— Will Durant American historian, philosopher and writer 1885 - 1981
Fonte: The Lessons of History
— Bob Marley Jamaican singer, songwriter, musician 1945 - 1981
„Chill out, what're you yelling for? Lay back. It's all been done before, and if? You could only let it be? You will see, I like you the way you are. When we're driving in your car and you're talking to me one and one. But you've become somebody else, like everyone else! You're watching your back, like you can't relax. You're trying to be cool; you look like a fool to me.“
— Avril Lavigne Canadian singer-songwriter and actress 1984
Let Go (2002)
„Whose work is it but your own to open your eyes? But indeed the business of the universe is to make such a fool out of you that you will know yourself for one, and begin to be wise.“
— George MacDonald Scottish journalist, novelist 1824 - 1905
Fonte: Lilith A and Lilith, 1896: A Duplex
„You can fool some of the people all of the time, and all of the people some of the time, but you can not fool all of the people all of the time.“
— Abraham Lincoln 16th President of the United States 1809 - 1865
This is probably the most famous of apparently apocryphal remarks attributed to Lincoln. Despite it being cited variously as from an 1856 speech, or a September 1858 speech in Clinton, Illinois, there are no known contemporary records or accounts substantiating that he ever made the statement. The earliest known appearance is October 29, 1886 in the Milwaukee Daily Journal http://anotherhistoryblog.blogspot.com/2009/02/fooling-people-earlier.html. It later appeared in the New York Times on August 26 http://query.nytimes.com/gst/abstract.html?res=F30817FF3E5413738DDDAF0A94D0405B8784F0D3 and August 27 http://query.nytimes.com/gst/abstract.html?res=F00E15FF3E5413738DDDAE0A94D0405B8784F0D3, 1887. The saying was repeated several times in newspaper editorials later in 1887. In 1888 and, especially, 1889, the saying became commonplace, used in speeches, advertisements, and on portraits of Lincoln. In 1905 and later, there were attempts to find contemporaries of Lincoln who could recall Lincoln saying this. Historians have not, generally, found these accounts convincing. For more information see two articles in For the People: A Newsletter of the Abraham Lincoln Association, "'You Can Fool All of the People' Lincoln Never Said That", by Thomas F. Schwartz ( V. 5, #4, Winter 2003, p. 1 http://abrahamlincolnassociation.org/Newsletters/5-4.pdf) and "A New Look at 'You Can Fool All of the People'" by David B. Parker ( V. 7, #3, Autumn 2005, p. 1 http://abrahamlincolnassociation.org/Newsletters/7-3.pdf); also the talk page. The statement has also sometimes been attributed to P. T. Barnum, although no references to this have been found from the nineteenth century.
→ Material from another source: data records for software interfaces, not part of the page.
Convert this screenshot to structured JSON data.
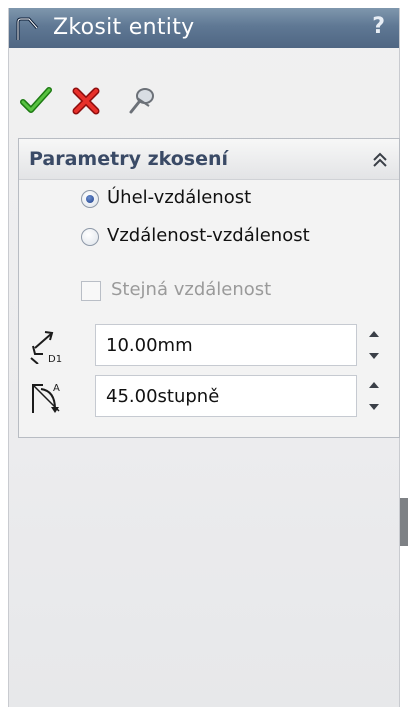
{
  "window": {
    "title": "Zkosit entity",
    "help_label": "?"
  },
  "toolbar": {
    "ok_icon": "checkmark-icon",
    "cancel_icon": "close-icon",
    "pin_icon": "pushpin-icon"
  },
  "group": {
    "title": "Parametry zkosení",
    "collapse_icon": "chevron-double-up-icon"
  },
  "options": {
    "radio_angle_distance": "Úhel-vzdálenost",
    "radio_distance_distance": "Vzdálenost-vzdálenost",
    "selected": "Úhel-vzdálenost",
    "equal_distance": "Stejná vzdálenost"
  },
  "fields": {
    "distance_value": "10.00mm",
    "angle_value": "45.00stupně",
    "distance_icon_label": "D1",
    "angle_icon_label": "A"
  },
  "colors": {
    "titlebar": "#5f7894",
    "ok": "#3aa32a",
    "cancel": "#d32020",
    "group_title": "#3a4a66"
  }
}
You can fool all the people some of the time, and some of the people all of the time, but you cannot fool all of the people all of the time.
You can fool all of the people some of the time, and some of the people all of the time, but you can't fool all of the people all of the time.
You can fool all the people some time, you can fool some of the people all of the time, but you can not fool all the people all the time.
„Some women can be fooled all of the time, and all women can be fooled some of the time, but the same woman can't be fooled by the same man in the same way more than half of the time.“
— Helen Rowland American journalist 1875 - 1950
A Guide to Men (1922)